--- START ---
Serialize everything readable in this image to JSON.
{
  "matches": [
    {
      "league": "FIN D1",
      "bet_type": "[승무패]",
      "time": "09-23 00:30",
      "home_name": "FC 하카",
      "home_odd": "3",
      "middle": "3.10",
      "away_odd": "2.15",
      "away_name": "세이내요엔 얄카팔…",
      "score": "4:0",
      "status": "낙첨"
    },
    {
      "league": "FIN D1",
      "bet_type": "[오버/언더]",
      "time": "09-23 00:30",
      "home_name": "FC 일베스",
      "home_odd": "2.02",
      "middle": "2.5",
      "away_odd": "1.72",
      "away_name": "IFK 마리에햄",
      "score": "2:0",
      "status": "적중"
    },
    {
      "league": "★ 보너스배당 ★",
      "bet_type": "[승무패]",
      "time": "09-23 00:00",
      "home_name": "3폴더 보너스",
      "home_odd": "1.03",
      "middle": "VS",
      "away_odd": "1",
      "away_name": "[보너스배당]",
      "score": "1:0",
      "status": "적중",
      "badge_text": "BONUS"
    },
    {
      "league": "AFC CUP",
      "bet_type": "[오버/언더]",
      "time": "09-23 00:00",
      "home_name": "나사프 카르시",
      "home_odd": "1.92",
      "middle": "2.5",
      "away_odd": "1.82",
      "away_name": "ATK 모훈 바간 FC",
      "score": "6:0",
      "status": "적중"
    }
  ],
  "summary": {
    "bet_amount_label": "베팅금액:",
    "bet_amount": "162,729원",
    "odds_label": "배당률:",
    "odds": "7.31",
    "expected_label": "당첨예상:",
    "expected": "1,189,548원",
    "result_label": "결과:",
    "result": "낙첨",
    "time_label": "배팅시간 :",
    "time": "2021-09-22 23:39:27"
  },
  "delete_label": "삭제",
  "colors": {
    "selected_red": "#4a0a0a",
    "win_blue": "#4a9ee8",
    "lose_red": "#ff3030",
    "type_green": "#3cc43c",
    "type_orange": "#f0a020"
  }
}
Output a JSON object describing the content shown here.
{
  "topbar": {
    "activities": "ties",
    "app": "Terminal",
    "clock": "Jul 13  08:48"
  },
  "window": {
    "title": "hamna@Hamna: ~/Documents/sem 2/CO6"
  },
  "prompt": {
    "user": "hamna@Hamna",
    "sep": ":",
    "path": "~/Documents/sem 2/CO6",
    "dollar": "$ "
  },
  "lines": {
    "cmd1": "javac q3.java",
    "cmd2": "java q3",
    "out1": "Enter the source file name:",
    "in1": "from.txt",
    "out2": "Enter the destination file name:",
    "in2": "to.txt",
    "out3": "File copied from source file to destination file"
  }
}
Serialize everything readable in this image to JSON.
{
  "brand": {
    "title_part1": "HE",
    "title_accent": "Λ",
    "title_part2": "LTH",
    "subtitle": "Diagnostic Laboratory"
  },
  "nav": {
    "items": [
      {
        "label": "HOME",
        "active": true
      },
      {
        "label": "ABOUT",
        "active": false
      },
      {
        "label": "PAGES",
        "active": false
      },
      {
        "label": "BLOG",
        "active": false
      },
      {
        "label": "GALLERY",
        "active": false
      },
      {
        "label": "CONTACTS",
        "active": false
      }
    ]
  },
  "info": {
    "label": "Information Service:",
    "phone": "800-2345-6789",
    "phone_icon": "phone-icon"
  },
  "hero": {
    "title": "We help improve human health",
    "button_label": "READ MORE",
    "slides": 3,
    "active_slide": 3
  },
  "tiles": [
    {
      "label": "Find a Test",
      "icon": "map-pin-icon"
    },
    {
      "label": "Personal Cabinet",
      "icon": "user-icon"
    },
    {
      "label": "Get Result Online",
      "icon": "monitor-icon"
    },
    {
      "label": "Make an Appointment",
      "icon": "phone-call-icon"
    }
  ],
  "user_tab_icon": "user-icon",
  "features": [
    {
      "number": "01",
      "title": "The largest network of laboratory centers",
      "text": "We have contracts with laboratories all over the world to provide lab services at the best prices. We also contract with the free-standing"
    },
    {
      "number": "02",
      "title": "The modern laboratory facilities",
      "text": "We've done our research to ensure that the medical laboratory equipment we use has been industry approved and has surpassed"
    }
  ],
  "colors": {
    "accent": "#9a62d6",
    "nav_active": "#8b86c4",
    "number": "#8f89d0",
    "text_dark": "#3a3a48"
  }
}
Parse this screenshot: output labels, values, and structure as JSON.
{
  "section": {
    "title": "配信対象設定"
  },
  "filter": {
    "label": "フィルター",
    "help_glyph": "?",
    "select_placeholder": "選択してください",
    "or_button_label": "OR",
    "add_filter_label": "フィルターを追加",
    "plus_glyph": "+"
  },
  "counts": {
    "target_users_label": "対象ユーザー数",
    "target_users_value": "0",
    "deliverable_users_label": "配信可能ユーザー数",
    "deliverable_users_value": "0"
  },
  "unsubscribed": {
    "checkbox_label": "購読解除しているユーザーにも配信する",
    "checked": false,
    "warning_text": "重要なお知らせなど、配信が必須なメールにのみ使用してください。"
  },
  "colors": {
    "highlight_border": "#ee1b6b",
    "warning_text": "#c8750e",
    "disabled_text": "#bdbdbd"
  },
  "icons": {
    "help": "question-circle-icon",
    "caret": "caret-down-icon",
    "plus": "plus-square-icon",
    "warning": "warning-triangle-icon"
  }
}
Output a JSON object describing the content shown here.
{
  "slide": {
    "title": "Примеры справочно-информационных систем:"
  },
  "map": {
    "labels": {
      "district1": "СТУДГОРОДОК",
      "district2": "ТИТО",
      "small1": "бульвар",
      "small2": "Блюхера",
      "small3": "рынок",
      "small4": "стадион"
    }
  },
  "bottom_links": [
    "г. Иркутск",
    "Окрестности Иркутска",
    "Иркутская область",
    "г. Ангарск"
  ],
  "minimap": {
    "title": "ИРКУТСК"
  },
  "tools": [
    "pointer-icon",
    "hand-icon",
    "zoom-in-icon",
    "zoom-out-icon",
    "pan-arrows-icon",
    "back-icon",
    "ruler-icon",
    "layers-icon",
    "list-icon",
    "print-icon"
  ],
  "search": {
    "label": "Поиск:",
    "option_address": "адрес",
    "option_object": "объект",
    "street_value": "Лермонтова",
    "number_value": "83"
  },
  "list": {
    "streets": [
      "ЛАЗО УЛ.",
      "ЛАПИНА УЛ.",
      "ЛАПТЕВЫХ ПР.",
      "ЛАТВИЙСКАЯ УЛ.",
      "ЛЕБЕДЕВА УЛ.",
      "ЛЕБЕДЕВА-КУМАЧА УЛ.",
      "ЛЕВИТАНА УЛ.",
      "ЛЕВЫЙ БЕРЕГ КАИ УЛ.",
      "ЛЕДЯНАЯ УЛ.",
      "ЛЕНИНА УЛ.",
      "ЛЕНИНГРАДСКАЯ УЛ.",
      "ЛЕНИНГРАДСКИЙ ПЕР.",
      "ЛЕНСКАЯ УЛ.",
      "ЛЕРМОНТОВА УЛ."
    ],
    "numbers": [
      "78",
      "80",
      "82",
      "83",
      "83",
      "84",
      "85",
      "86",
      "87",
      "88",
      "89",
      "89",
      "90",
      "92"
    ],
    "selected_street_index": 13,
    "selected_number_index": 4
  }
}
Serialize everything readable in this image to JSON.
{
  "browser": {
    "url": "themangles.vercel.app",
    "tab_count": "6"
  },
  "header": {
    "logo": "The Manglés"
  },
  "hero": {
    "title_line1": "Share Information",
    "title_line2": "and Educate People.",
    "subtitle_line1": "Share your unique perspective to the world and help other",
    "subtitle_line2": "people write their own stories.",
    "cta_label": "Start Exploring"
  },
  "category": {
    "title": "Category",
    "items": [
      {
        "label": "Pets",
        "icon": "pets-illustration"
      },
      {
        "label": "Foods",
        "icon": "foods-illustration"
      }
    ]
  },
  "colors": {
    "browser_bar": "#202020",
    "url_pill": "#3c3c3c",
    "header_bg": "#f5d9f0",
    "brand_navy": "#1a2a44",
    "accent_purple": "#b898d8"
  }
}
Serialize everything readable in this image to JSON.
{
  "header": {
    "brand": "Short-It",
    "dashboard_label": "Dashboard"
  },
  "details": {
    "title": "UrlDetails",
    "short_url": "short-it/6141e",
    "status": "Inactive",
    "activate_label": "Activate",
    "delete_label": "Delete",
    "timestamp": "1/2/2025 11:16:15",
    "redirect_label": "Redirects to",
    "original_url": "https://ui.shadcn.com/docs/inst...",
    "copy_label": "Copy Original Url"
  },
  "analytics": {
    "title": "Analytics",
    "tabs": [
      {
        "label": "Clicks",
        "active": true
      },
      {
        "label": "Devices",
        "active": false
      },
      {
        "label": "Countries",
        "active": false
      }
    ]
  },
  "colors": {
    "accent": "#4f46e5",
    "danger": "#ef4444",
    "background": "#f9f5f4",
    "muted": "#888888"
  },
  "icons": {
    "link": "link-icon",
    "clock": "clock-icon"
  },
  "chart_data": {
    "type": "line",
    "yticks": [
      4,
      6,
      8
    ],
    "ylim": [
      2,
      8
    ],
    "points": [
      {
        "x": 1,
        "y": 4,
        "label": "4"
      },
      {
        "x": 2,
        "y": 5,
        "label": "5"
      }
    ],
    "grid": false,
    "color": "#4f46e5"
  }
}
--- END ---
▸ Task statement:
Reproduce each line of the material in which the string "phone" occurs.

▸ Answer box:
    "phone": "800-2345-6789",
    "phone_icon": "phone-icon"
      "icon": "phone-call-icon"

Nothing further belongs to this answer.